Carter draws a rather tight circle around two major doctrines: Theology proper (i.e., the doctrine of God including trinitarianism) and christology. These two are certainly important, and it is these that biblical scholarship has gone off track the most since the Enlightenment. However, hermeneutics is important in every area, including ecclesiology, the sacraments and their meaning, and soteriology. Some would argue that infant baptism and much of the theology surrounding it is part of the Great Tradition. As an adherent to the 1689 London Baptist Confession, Carter affirms believer’s baptism. Similarly, many 1689 adherents (and this is an assumption on my part that this includes Carter) affirm limited atonement. The patristic witness on the extent of the atonement is that the fathers believed Christ’s death paid for the sins of every person.

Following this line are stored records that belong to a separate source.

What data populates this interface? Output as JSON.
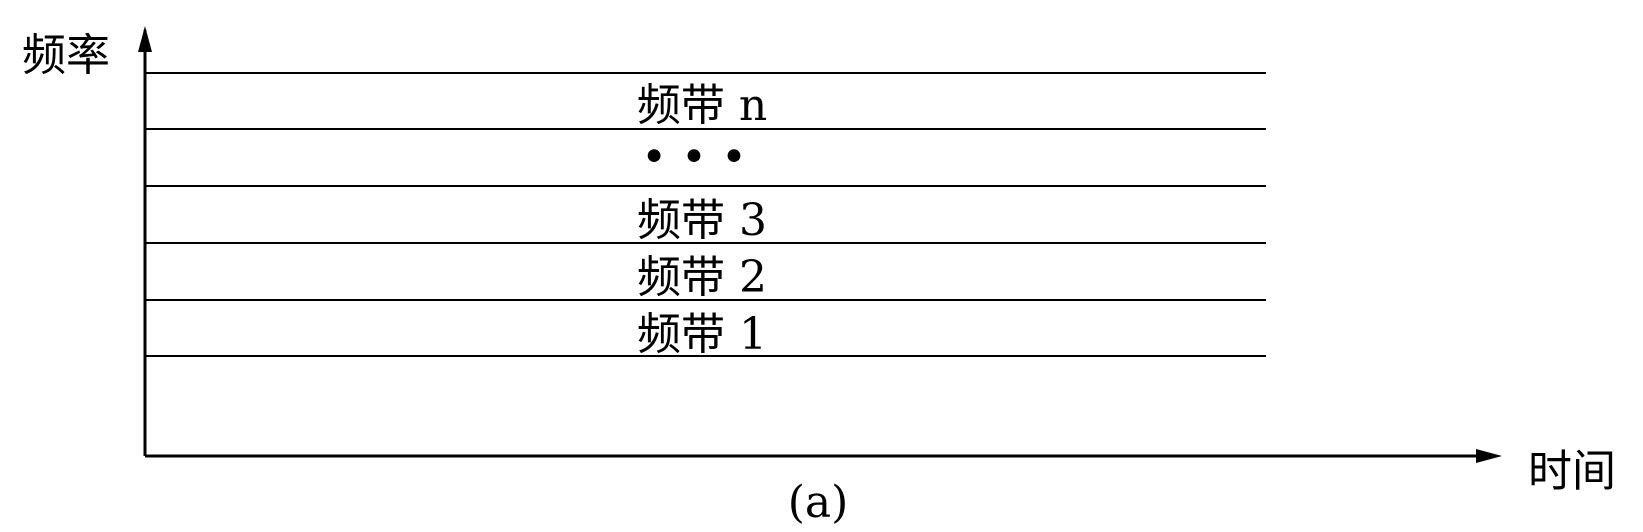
{
  "axes": {
    "y_label": "频率",
    "x_label": "时间"
  },
  "bands": [
    {
      "label": "频带 n"
    },
    {
      "label": "• • •"
    },
    {
      "label": "频带 3"
    },
    {
      "label": "频带 2"
    },
    {
      "label": "频带 1"
    }
  ],
  "caption": "(a)"
}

The point in these two examples is that to affirm limited atonement and reject infant baptism is to differ with what the Great Tradition has handed down to us. In my view, such picking and choosing is unproblematic, and indeed, necessary. History is subject to correction by Scripture. I think any responsible exegete would affirm as much. As another example, Carter offers Augustine’s conception of the whole Christ, (totus Christus) head and body together, speaking in the Psalms. But such a concept can run afoul of theology proper and form the ground for all manner of sacramentalism that does not have a basis in Scripture. Gregg Allison has pointed out how much of Roman Catholic ecclesiology has its foundation in the totus Christus view. It ends up putting the Church as an authority in place of Christ as the head.

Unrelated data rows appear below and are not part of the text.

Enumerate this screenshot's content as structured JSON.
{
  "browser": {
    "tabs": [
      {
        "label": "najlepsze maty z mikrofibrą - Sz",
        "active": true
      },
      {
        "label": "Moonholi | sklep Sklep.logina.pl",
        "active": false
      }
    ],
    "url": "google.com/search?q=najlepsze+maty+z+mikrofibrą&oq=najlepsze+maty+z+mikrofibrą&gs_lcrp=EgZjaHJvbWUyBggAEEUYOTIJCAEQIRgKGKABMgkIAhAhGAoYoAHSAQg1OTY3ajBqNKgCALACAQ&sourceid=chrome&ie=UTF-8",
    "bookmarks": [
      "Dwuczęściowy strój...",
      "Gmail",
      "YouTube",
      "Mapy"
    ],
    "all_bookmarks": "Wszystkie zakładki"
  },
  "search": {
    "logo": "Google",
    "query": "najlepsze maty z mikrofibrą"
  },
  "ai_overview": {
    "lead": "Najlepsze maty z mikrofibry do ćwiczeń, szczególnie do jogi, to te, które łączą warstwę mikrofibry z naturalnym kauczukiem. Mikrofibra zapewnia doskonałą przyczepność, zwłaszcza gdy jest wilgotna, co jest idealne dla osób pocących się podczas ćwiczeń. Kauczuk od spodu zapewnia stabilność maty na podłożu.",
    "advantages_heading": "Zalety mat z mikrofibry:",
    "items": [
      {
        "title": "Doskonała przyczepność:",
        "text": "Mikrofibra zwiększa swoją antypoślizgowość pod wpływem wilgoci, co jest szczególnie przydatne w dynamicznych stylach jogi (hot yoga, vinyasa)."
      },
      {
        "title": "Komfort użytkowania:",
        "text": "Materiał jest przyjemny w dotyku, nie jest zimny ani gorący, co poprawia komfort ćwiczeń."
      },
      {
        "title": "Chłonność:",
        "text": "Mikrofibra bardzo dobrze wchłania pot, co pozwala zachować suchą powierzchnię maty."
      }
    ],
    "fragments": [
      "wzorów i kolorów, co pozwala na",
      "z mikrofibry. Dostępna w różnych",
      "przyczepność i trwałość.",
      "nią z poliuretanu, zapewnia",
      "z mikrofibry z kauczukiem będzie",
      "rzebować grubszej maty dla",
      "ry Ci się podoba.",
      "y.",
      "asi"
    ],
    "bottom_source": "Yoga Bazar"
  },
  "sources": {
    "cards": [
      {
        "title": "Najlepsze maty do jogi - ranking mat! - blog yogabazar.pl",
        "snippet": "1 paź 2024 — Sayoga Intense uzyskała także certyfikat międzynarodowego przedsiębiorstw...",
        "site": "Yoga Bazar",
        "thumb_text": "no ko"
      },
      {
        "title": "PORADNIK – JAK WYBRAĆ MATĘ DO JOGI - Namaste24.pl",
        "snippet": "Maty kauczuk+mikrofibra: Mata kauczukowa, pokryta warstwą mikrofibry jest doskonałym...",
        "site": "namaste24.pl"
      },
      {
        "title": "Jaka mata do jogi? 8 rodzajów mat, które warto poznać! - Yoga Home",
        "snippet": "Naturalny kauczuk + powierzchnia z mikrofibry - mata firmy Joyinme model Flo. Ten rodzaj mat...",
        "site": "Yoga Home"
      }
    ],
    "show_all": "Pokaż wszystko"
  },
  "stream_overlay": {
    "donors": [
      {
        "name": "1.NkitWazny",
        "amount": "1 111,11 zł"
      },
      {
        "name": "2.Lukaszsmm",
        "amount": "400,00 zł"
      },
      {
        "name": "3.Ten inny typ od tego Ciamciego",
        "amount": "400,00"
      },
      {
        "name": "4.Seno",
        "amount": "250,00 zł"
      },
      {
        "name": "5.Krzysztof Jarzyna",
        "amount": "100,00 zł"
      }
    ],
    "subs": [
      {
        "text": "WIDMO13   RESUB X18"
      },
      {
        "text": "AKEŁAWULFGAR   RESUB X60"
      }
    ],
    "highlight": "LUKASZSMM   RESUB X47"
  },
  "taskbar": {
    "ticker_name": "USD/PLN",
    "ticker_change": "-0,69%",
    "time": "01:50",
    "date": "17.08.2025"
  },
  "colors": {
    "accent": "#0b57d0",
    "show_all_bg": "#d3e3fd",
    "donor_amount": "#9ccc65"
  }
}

It seems an acknowledgement of the danger of untethered spiritualizing that Carter has an appendix titled “Criteria for limiting the spiritual sense.” Without such criteria, the Scriptures become a kind of hermeneutical Rorschach test where as long as the interpreters sees signs and symbols, they are there. In summarizing some of the choices, Carter notes one approach is to make the canon of Scripture the authoritative context for hermeneutics. The second is the Enlightenment approach of historical-critical hermeneutics he rightly rejects, and a third is “to see the reception history of the text, that is, the history of exegesis and dogma in the church as decisive. I contend that patristic exegesis and the Great Tradition culminating in Calvin would be variations on the first approach.”

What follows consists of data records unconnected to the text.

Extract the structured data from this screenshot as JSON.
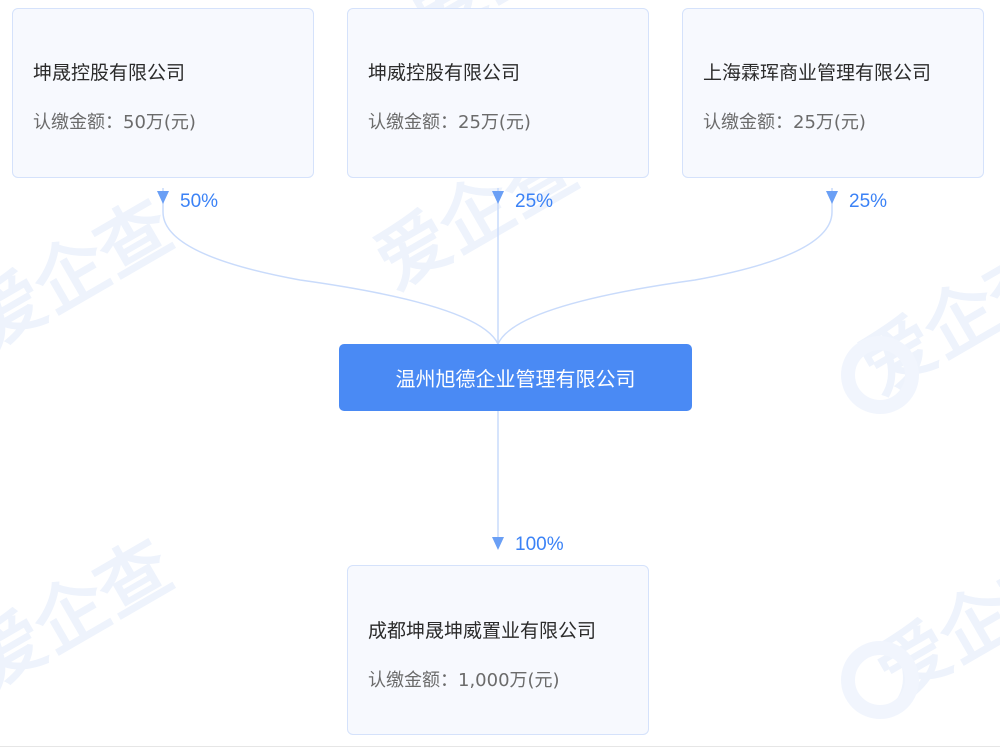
{
  "shareholders": [
    {
      "name": "坤晟控股有限公司",
      "amount": "认缴金额：50万(元)",
      "percent": "50%"
    },
    {
      "name": "坤威控股有限公司",
      "amount": "认缴金额：25万(元)",
      "percent": "25%"
    },
    {
      "name": "上海霖珲商业管理有限公司",
      "amount": "认缴金额：25万(元)",
      "percent": "25%"
    }
  ],
  "center_company": {
    "name": "温州旭德企业管理有限公司"
  },
  "investment": {
    "percent": "100%",
    "name": "成都坤晟坤威置业有限公司",
    "amount": "认缴金额：1,000万(元)"
  },
  "watermark": {
    "brand_text": "爱企查"
  },
  "colors": {
    "accent": "#4a8af4",
    "link_line": "#c9dbfb",
    "arrow": "#6a9ff5",
    "card_bg": "#f7f9fe",
    "card_border": "#d5e2fb",
    "watermark": "#eef3fc"
  }
}
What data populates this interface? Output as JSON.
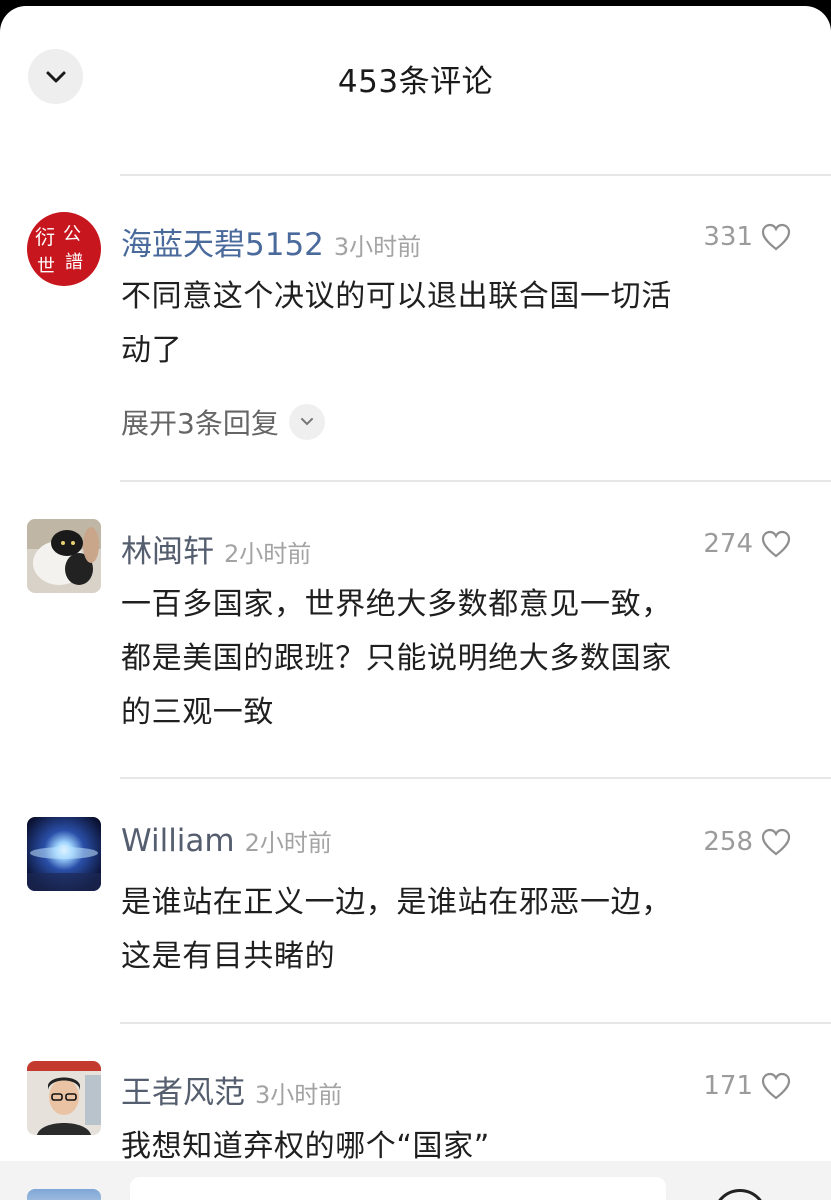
{
  "header": {
    "title": "453条评论",
    "collapse_icon": "chevron-down-icon"
  },
  "comments": [
    {
      "username": "海蓝天碧5152",
      "time": "3小时前",
      "likes": "331",
      "lines": [
        "不同意这个决议的可以退出联合国一切活",
        "动了"
      ],
      "replies": "展开3条回复",
      "avatar": "red-seal-avatar"
    },
    {
      "username": "林闽轩",
      "time": "2小时前",
      "likes": "274",
      "lines": [
        "一百多国家，世界绝大多数都意见一致，",
        "都是美国的跟班？只能说明绝大多数国家",
        "的三观一致"
      ],
      "avatar": "cat-photo-avatar"
    },
    {
      "username": "William",
      "time": "2小时前",
      "likes": "258",
      "lines": [
        "是谁站在正义一边，是谁站在邪恶一边，",
        "这是有目共睹的"
      ],
      "avatar": "galaxy-avatar"
    },
    {
      "username": "王者风范",
      "time": "3小时前",
      "likes": "171",
      "lines": [
        "我想知道弃权的哪个“国家”"
      ],
      "avatar": "man-photo-avatar"
    }
  ],
  "colors": {
    "username_blue": "#4a6a9c",
    "username_gray": "#555e6e",
    "meta_gray": "#a3a3a3"
  }
}
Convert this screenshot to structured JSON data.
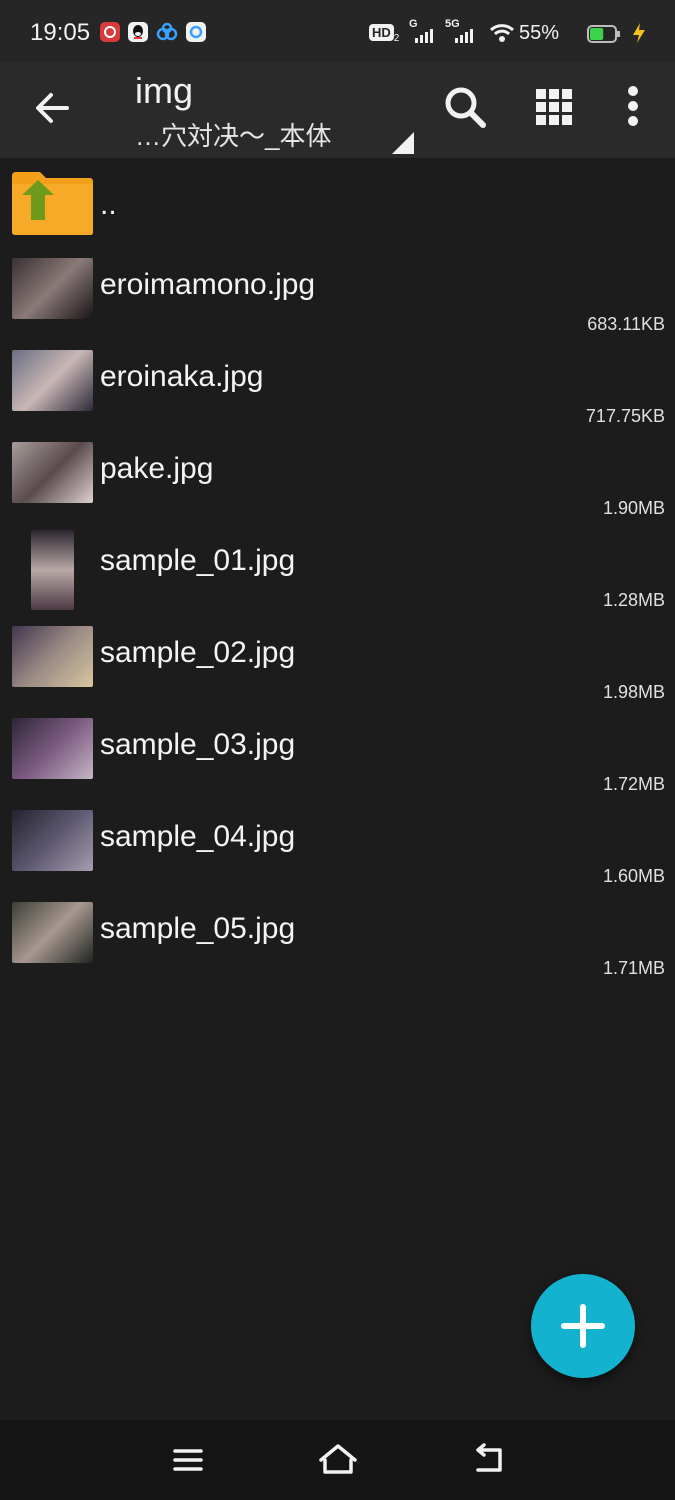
{
  "status_bar": {
    "time": "19:05",
    "battery_percent": "55%",
    "network_1": "G",
    "network_2": "5G",
    "hd_label": "HD",
    "hd_sub": "2",
    "battery_level": 0.55,
    "app_icons": [
      "netease-music-icon",
      "qq-icon",
      "baidu-netdisk-icon",
      "cloud-app-icon"
    ]
  },
  "toolbar": {
    "title": "img",
    "subtitle": "…穴対决～_本体"
  },
  "files": [
    {
      "name": "..",
      "size": "",
      "type": "parent-folder"
    },
    {
      "name": "eroimamono.jpg",
      "size": "683.11KB",
      "thumb_colors": [
        "#3a3032",
        "#8a7a78",
        "#1a1416"
      ]
    },
    {
      "name": "eroinaka.jpg",
      "size": "717.75KB",
      "thumb_colors": [
        "#6a6f86",
        "#c8b6b4",
        "#2c2a3a"
      ]
    },
    {
      "name": "pake.jpg",
      "size": "1.90MB",
      "thumb_colors": [
        "#a89d9a",
        "#5a4b4e",
        "#e0d2cf"
      ]
    },
    {
      "name": "sample_01.jpg",
      "size": "1.28MB",
      "thumb_colors": [
        "#2b2630",
        "#b8a8a6",
        "#4d3a45"
      ]
    },
    {
      "name": "sample_02.jpg",
      "size": "1.98MB",
      "thumb_colors": [
        "#42364e",
        "#9a8a84",
        "#d8c6a0"
      ]
    },
    {
      "name": "sample_03.jpg",
      "size": "1.72MB",
      "thumb_colors": [
        "#2c2538",
        "#7b5a80",
        "#c7b5c6"
      ]
    },
    {
      "name": "sample_04.jpg",
      "size": "1.60MB",
      "thumb_colors": [
        "#24222e",
        "#5d5870",
        "#a59db0"
      ]
    },
    {
      "name": "sample_05.jpg",
      "size": "1.71MB",
      "thumb_colors": [
        "#3c4038",
        "#a89890",
        "#1e2420"
      ]
    }
  ],
  "colors": {
    "accent": "#13b3cf",
    "folder": "#f2a01a",
    "arrow": "#6f9a1c",
    "battery": "#3cd24a"
  }
}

This is not always the case. I think it is altogether frequent that the Great Tradition exemplifies this third approach. Carter approvingly cites Andrew Louth, an orthodox priest and scholar, who asks, “The Fathers, and creeds, and Councils claim to be interpreting Scripture. How can one accept their results if one does not accept their methods?” If we accept Nicene trinitarianism, does this entail accepting the veneration of icons? Louth would no doubt consider this part of the Great Tradition, and the result of patristic exegesis.
It is possible to have a robust doctrine of God as transcendent, trinitarian and an orthodox christology of Jesus as the incarnation of the God-Man and not accept everything that falls under the rubric of “the Great Tradition.” It always calls for discernment, and we should accept nothing if it contradicts Scripture. This is the best of the metaphysical tradition of how we evaluate truth claims, whether it satisfies all the points of Christian Platonism or not. Carter has raised important questions, and pointed out failures that need to be rectified. I share many of the concerns, but don’t see a full embrace of Christian Platonism as the only way forward.
 Craig A Carter, Interpreting Scripture with the Great Tradition: Recovering the Genius of Premodern Exegesis, (Grand Rapids, Baker Academic, 2018), 63.
 Carter, 156.
 Frances M. Young, From Nicaea to Chalcedon: A Guide to the Literature and Its Background, (Philadelphia, Fortress Press, 1983), 156.
 Heiko A. Oberman, Forerunners of the Reformation: The Shape of Late Medieval Thought, (New York, Holt, Rinehart and Winston, 1966), 54.
 Oberman, Loc. Cit.
 Oberman, 54-55.
 Carter, 207.
 See Gregg R. Allison, Roman Catholic Theology & Practice: An Evangelical Assessment (Wheaton, Crossway, 2015), 63–65.
 Carter, 235.
 Carter, 200.